You can, however, minimize the potential harm to your enamel from energy or sports drinks. First, try other beverage choices lower in acid; water, for example, is a natural hydrator and neutral in pH. Try to only drink energy or sports beverages at mealtimes when your saliva is most active. And after drinking, rinse your mouth out with water to dilute any remaining acid.

And although it sounds counterintuitive, wait about an hour to brush your teeth after drinking one of these beverages. Your enamel can be in a softened state before saliva can re-mineralize it, so brushing earlier could remove tiny amounts of enamel minerals.

Taking these steps with energy or sports beverages could help you reduce the chances for enamel erosion. Doing so may help you avoid unnecessary damage to your teeth and overall dental health.

If you would like more information on the effect of sports and energy drinks on dental health, please contact us or schedule an appointment for a consultation. You can also learn more about this topic by reading the Dear Doctor magazine article “Think Before You Drink.”


By Donald K Nanney, DDS, PC
November 01, 2018
Category: Oral Health
Tags: oral hygiene  
4TipsforAchievingBetterHygiene

You know the basics of great oral hygiene: Brush and floss daily; see your dentist at least twice a year for cleanings and checkups; and watch your diet, especially sweets.

While these are the basics for maintaining healthy teeth and gums, there are a few lesser known things you can do to enhance your hygiene efforts. Here are 4 extra tips for better hygiene.

Use the right toothbrush. As the old saying goes, “There's a right tool for every job.” Brushing your teeth is no exception. Most people do well with a soft-bristled, multi-tufted toothbrush with a head small enough to maneuver easily in their mouth. Toothbrushes wear out, so switch to a new one every three to six months or if the bristles become too soft or worn.

…And the right brushing technique. Hard scrubbing might apply to housework, but not your teeth. Over-aggressive brushing can lead to gum recession. A gentle, sustained effort of about two minutes on all tooth surfaces is sufficient to remove plaque, the bacterial film most responsible for dental disease.

Wait a while to brush after eating. Before hopping up from the meal table to brush, consider this: eating many foods increases mouth acid that can erode your teeth enamel. Fortunately, your body has a solution — saliva, which neutralizes mouth acid and helps restore minerals to your enamel. But saliva takes thirty minutes to an hour to complete the buffering process. If you brush before then you could brush away miniscule amounts of softened minerals from your enamel. So wait about an hour to brush, especially after consuming acidic foods or beverages.
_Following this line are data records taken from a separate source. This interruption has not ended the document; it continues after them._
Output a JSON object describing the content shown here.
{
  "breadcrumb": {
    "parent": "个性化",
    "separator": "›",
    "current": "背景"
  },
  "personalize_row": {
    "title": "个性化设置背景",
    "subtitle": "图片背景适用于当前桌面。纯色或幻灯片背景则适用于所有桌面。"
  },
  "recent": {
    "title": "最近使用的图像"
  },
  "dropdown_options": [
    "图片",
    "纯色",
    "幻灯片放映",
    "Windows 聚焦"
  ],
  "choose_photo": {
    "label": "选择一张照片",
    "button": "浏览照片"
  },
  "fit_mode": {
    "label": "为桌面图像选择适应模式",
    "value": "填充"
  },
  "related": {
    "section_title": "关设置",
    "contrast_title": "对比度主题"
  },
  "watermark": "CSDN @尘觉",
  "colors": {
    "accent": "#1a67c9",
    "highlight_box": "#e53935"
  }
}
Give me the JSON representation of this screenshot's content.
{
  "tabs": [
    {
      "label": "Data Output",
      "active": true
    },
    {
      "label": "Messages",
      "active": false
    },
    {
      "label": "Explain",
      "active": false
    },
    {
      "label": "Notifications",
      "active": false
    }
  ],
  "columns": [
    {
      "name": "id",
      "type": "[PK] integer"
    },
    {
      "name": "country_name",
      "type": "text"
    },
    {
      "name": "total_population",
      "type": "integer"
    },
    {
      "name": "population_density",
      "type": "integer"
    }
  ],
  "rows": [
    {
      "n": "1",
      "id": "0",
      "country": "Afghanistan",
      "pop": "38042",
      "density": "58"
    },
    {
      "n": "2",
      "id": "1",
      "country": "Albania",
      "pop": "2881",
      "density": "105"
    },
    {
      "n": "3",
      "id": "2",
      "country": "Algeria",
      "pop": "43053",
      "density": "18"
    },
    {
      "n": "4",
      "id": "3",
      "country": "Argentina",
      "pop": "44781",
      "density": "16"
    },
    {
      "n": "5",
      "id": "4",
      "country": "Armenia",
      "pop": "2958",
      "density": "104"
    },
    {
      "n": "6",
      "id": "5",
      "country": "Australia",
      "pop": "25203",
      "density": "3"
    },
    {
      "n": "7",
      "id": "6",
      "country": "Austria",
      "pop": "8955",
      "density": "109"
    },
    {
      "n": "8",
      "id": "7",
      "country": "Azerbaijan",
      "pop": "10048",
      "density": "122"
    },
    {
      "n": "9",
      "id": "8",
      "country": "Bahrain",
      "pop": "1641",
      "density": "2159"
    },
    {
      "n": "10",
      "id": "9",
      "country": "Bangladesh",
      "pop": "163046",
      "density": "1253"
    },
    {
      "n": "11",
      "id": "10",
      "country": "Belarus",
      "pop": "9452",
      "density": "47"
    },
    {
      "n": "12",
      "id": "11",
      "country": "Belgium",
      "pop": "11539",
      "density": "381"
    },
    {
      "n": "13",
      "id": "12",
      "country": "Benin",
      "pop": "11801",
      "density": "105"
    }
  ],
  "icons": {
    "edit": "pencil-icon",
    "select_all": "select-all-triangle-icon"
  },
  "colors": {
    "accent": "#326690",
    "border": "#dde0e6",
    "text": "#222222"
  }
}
Drink plenty of water. Your mouth needs a constant, moist environment for optimal health. But smoking, alcohol and caffeine can cause dry mouth. Certain drugs, too, can have mouth dryness as a side effect. A dry mouth is more susceptible to plaque formation that can cause disease. To avoid this, be sure you drink plenty of water during the day, especially as you grow older.

If you would like more information on taking care of your teeth and gums, please contact us or schedule an appointment for a consultation. You can also learn more about this topic by reading the Dear Doctor magazine article “10 Tips for Daily Oral Care at Home.”